The rising importance of overseas markets for drugs and medical products, along with pressure to cut production and research costs at home, is driving pharma overseas. Marketers are becoming established in China, India, and other newly industrialized nations that will be major markets within the next five years. Astra-Zeneca recently announced plans to outsource production of active pharmaceutical ingredients to Asia, and Novartis is investing $1 billion in R&D in China.A presence in developing countries means more investment in new treatments for malaria, tuberculosis, and other neglected diseases. FDA is encouraging such efforts, and is likely to do more under its public health–oriented commissioner Margaret Hamburg. The agency supports development of new tuberculosis treatments to replace ineffective old therapies, and is promoting a priority review voucher program to stimulate industry R&D in tropical conditions. To better monitor the growing volume of pharmaceutical imports and foreign clinical trials, FDA is establishing overseas offices and doubling the number of foreign inspections it conducts each year. Collaboration between FDA and European regulatory authorities to conduct joint inspections and share information could expand from APIs to other areas.

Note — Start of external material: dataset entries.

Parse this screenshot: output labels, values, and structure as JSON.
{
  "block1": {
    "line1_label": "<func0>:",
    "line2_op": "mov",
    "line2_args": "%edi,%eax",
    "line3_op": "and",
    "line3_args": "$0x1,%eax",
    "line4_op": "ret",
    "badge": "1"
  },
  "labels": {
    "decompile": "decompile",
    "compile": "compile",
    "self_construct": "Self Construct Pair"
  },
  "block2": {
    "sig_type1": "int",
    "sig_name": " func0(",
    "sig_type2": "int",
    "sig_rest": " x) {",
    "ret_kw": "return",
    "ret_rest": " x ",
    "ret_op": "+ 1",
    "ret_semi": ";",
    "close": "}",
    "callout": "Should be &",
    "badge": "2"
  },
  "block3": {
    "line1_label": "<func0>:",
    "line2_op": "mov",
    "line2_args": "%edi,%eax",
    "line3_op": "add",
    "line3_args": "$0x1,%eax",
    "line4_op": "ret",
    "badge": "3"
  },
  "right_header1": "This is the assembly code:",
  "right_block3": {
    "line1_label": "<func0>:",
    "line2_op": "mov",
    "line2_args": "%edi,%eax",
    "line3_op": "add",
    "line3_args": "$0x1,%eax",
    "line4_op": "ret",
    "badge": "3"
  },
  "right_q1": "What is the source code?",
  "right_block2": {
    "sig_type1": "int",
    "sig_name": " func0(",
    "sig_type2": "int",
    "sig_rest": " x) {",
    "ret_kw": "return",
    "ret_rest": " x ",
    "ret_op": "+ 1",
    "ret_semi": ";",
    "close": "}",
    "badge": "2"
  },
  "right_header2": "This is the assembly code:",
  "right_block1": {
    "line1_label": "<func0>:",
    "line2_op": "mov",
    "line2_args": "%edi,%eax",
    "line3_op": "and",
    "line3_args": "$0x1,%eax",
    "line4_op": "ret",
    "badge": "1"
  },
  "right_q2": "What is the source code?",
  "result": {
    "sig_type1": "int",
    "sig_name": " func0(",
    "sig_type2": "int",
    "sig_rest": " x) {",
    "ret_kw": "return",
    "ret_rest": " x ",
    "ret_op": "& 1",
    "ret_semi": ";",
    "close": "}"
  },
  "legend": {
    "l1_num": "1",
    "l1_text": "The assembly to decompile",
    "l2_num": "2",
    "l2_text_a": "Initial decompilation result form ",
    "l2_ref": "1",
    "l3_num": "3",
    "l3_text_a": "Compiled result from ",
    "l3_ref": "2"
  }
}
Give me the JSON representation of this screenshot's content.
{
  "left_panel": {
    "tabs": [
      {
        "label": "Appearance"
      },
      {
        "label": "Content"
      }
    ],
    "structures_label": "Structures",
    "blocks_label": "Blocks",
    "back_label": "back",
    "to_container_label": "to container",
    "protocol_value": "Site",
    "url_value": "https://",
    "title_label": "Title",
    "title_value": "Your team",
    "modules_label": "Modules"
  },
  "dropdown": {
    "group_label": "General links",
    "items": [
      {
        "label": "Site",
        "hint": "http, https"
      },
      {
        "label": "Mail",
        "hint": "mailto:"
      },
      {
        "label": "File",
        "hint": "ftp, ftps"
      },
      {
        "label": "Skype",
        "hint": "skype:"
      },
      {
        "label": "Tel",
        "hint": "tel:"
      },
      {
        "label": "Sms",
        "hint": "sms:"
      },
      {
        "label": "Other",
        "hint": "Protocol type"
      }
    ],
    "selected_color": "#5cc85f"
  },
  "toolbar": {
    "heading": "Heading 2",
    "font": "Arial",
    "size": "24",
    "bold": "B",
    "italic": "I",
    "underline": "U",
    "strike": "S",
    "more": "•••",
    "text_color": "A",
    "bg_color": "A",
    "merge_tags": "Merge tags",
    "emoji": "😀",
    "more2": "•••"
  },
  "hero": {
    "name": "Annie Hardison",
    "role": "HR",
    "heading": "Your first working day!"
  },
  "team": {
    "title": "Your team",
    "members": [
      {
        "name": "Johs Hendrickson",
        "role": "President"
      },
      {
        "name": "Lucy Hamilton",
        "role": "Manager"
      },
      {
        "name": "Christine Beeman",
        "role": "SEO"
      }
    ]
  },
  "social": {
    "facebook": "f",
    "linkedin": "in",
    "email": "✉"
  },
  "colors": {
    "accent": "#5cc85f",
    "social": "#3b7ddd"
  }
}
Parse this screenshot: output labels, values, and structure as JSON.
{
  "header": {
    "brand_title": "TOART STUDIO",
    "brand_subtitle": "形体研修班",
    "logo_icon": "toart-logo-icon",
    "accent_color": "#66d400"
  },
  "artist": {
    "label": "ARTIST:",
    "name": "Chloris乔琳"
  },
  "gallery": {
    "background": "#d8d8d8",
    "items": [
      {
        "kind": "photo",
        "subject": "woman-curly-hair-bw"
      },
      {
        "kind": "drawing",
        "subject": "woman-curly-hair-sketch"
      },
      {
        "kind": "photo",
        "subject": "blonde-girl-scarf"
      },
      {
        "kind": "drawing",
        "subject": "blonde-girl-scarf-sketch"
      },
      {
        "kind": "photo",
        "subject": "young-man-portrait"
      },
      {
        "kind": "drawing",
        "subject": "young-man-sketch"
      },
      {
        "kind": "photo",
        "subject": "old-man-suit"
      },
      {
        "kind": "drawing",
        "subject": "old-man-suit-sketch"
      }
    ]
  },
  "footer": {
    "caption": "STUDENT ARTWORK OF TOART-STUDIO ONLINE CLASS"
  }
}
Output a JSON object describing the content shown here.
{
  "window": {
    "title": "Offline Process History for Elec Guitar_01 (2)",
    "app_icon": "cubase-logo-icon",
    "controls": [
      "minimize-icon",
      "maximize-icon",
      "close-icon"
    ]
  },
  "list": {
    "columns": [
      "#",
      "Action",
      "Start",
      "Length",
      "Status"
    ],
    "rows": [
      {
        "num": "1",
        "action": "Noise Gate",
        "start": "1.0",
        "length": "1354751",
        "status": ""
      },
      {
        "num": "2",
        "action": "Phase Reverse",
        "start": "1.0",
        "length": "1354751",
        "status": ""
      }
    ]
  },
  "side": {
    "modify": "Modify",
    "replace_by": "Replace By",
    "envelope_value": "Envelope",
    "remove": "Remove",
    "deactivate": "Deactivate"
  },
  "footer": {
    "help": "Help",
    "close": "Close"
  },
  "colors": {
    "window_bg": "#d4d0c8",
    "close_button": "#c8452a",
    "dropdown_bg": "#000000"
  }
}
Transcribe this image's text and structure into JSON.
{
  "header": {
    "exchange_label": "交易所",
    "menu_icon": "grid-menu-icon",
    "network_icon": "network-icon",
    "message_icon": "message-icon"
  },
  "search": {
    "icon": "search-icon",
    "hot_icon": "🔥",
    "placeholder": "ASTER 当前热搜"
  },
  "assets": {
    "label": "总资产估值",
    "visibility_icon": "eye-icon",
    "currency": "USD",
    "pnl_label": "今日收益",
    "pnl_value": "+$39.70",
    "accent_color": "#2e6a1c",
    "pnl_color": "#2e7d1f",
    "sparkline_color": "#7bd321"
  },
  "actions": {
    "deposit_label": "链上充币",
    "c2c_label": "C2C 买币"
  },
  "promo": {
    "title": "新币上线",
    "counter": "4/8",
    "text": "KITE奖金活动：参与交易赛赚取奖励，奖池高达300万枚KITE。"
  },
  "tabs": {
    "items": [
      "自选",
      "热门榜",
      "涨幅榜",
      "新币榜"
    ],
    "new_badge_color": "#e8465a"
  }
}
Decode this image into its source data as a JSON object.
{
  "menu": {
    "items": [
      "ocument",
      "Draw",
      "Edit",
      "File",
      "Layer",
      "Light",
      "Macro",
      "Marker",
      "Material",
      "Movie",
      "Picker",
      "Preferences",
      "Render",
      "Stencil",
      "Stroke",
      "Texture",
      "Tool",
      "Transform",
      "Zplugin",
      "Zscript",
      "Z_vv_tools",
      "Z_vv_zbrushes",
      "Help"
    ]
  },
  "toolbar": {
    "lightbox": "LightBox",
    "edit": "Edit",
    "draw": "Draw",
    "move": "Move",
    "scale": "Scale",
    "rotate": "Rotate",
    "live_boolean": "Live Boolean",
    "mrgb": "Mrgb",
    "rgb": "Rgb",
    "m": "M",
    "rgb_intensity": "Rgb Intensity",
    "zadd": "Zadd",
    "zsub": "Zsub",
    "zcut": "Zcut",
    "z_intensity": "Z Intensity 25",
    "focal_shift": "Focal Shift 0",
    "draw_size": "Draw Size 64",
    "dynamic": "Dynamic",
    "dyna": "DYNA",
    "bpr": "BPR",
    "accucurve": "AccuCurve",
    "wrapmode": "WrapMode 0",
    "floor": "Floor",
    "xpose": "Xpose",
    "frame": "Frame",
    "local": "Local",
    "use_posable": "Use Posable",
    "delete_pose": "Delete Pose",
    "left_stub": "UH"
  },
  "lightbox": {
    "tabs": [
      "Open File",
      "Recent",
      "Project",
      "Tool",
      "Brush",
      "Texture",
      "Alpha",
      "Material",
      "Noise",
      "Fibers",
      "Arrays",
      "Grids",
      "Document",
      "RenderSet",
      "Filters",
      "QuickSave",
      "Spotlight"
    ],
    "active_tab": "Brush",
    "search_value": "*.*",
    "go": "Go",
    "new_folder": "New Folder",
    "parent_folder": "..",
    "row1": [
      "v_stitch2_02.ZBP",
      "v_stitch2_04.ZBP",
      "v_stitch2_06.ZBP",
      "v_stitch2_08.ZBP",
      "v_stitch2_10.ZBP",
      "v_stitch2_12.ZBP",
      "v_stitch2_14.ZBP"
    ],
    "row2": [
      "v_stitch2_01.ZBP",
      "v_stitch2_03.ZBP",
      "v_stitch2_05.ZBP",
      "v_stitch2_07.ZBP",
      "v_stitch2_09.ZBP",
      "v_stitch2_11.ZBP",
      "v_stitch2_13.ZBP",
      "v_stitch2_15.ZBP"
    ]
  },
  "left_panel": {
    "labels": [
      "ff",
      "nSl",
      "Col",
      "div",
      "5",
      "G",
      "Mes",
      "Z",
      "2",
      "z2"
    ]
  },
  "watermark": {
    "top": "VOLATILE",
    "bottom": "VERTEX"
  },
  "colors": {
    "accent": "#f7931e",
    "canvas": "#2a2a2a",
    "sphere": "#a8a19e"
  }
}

The battle against infectious disease has spurred worldwide investment in vaccine development and production; this surge is slated to continue. Global funding of a vaccine to combat the H1N1 influenza pandemic has financed construction of new vaccine manufacturing facilities in the US and abroad. Vaccines to combat malaria and TB are in clinical trials, and scientists remain optimistic about moving forward with a long-sought preventive to HIV infection. Novel antigens are in the works; an anti-smoking vaccine is moving into late-stage testing; and scientists continue to seek therapeutic vaccines for cancer and other conditions.
Ensuring Drug Quality
Longer supply chains and rising imports raise questions about the ability of drug manufacturers to document the quality and safety of drug products. Because FDA can never check all the thousands of products and ingredients coming into the US, it expects manufacturers to do more to ensure that contractors and suppliers have a commitment to quality, and that products and ingredients are routinely monitored and inspected. The aim is to prevent future adulteration crises, such as contaminated heparin and products with melamine.
An electronic drug registration and listing system was fully implemented in 2009, and should make it easier for FDA to identify and track products. Industry also could gain from a long-promised FDA guidance on reducing the volume of manufacturing supplements that require preapproval—an initiative designed to provide more predictability for companies contemplating improvements in manufacturing processes.
Safety Over All
FDA continues to implement provisions in the FDA Amendments Act of 2007 (FDAAA), designed to ensure the appropriate use of approved medicines through the product life cycle. FDAAA has authorized postapproval label changes when new safety issues arise, along with penalties for manufacturers that fail to conduct agreed-upon post-marketing studies. There are mandates for more extensive listing of clinical trials and study results on the ClinicalTrials.gov/ Web site, and for Risk Evaluation and Mitigation Strategies (REMS) governing postmarket prescribing and surveillance. FDA has approved REMS for more than 50 products, and is formulating a REMS for the entire class of extended-relief opioid medicines in order to provide continued access for patients suffering from chronic pain, while also curbing inappropriate prescribing, unintentional overdosing, and intentional abuse.